[[ Records open ]]
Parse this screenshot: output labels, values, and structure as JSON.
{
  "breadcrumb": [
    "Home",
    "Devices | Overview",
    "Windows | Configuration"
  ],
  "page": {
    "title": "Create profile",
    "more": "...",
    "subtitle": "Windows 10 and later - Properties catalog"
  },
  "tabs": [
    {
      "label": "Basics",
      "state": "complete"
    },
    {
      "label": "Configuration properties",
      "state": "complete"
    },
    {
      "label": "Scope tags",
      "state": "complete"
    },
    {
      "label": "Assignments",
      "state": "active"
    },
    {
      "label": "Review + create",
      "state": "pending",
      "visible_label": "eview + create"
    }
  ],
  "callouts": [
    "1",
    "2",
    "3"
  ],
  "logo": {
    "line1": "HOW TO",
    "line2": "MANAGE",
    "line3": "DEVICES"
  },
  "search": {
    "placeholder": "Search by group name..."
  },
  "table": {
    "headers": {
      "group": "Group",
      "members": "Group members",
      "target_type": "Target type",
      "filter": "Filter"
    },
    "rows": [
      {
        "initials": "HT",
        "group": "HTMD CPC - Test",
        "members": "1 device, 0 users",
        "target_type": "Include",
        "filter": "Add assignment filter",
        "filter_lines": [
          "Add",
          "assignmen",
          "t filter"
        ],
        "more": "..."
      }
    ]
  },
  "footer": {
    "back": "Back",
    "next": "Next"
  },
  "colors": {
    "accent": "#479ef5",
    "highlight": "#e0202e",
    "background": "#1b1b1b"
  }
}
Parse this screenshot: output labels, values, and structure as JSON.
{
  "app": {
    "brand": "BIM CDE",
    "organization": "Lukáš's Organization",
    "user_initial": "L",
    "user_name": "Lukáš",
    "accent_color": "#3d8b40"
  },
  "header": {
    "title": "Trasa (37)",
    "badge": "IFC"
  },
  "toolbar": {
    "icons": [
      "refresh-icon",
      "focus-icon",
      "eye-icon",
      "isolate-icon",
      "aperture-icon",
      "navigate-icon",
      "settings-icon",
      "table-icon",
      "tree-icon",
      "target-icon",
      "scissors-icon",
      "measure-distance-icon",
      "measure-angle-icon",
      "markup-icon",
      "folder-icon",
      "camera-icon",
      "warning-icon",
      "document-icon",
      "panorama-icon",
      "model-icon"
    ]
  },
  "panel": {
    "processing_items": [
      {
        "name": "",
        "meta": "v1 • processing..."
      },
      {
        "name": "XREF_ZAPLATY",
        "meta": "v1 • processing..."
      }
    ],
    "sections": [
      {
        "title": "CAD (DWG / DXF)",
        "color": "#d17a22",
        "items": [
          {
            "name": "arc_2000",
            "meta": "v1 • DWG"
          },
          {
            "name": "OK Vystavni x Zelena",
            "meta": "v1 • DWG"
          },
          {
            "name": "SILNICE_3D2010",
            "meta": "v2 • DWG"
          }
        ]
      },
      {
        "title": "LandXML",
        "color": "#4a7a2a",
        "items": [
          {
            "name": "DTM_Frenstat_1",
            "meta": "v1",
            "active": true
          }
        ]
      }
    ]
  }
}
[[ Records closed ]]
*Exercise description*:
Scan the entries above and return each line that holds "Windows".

*Answer below*:
    "Windows | Configuration"
    "subtitle": "Windows 10 and later - Properties catalog"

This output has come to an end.